Repeat the following entries verbatim, apart from the pictures.

--- START ---

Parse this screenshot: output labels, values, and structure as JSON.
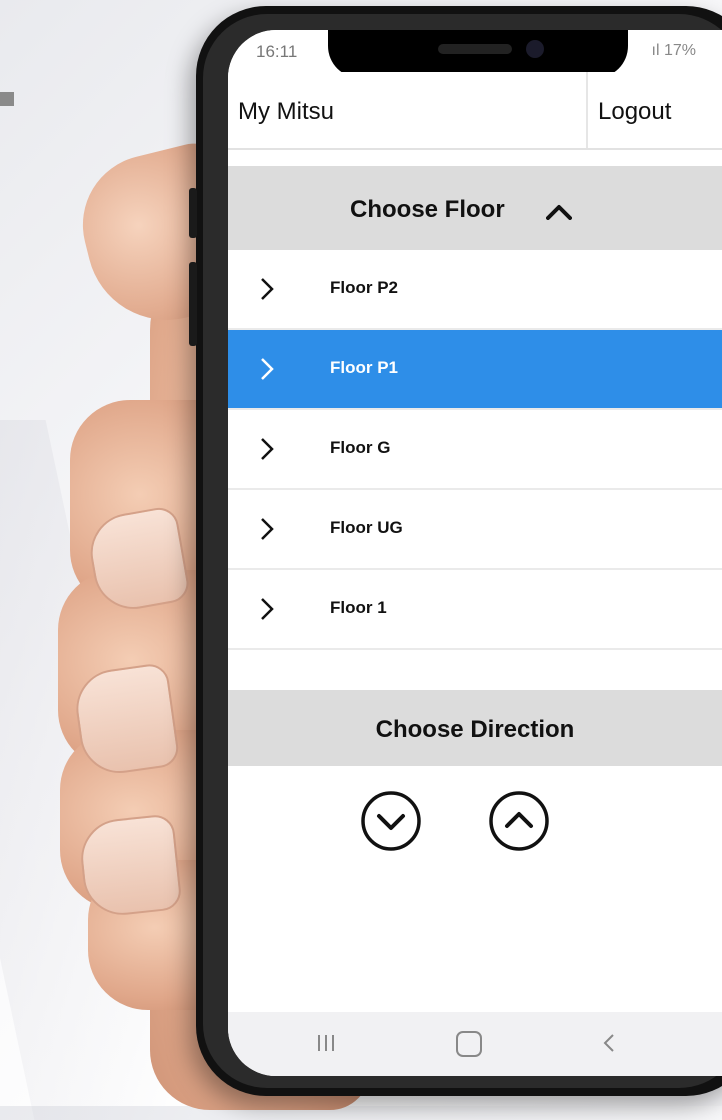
{
  "status_bar": {
    "time": "16:11",
    "right": "ıl 17%"
  },
  "app_bar": {
    "title": "My Mitsu",
    "logout_label": "Logout"
  },
  "floor_section": {
    "header": "Choose Floor",
    "items": [
      {
        "label": "Floor P2",
        "selected": false
      },
      {
        "label": "Floor P1",
        "selected": true
      },
      {
        "label": "Floor G",
        "selected": false
      },
      {
        "label": "Floor UG",
        "selected": false
      },
      {
        "label": "Floor 1",
        "selected": false
      }
    ]
  },
  "direction_section": {
    "header": "Choose Direction"
  },
  "icons": {
    "floor_header_toggle": "chevron-up-icon",
    "floor_item": "chevron-right-icon",
    "direction_down": "circle-chevron-down-icon",
    "direction_up": "circle-chevron-up-icon",
    "nav_recent": "recent-apps-icon",
    "nav_home": "home-icon",
    "nav_back": "back-icon"
  },
  "colors": {
    "selected": "#2e8ee8",
    "section_header_bg": "#dcdcdc",
    "screen_bg": "#ffffff"
  }
}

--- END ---

● **Task answer**
Parse this screenshot: output labels, values, and structure as JSON.
{
  "status_bar": {
    "time": "16:11",
    "right": "ıl 17%"
  },
  "app_bar": {
    "title": "My Mitsu",
    "logout_label": "Logout"
  },
  "floor_section": {
    "header": "Choose Floor",
    "items": [
      {
        "label": "Floor P2",
        "selected": false
      },
      {
        "label": "Floor P1",
        "selected": true
      },
      {
        "label": "Floor G",
        "selected": false
      },
      {
        "label": "Floor UG",
        "selected": false
      },
      {
        "label": "Floor 1",
        "selected": false
      }
    ]
  },
  "direction_section": {
    "header": "Choose Direction"
  },
  "icons": {
    "floor_header_toggle": "chevron-up-icon",
    "floor_item": "chevron-right-icon",
    "direction_down": "circle-chevron-down-icon",
    "direction_up": "circle-chevron-up-icon",
    "nav_recent": "recent-apps-icon",
    "nav_home": "home-icon",
    "nav_back": "back-icon"
  },
  "colors": {
    "selected": "#2e8ee8",
    "section_header_bg": "#dcdcdc",
    "screen_bg": "#ffffff"
  }
}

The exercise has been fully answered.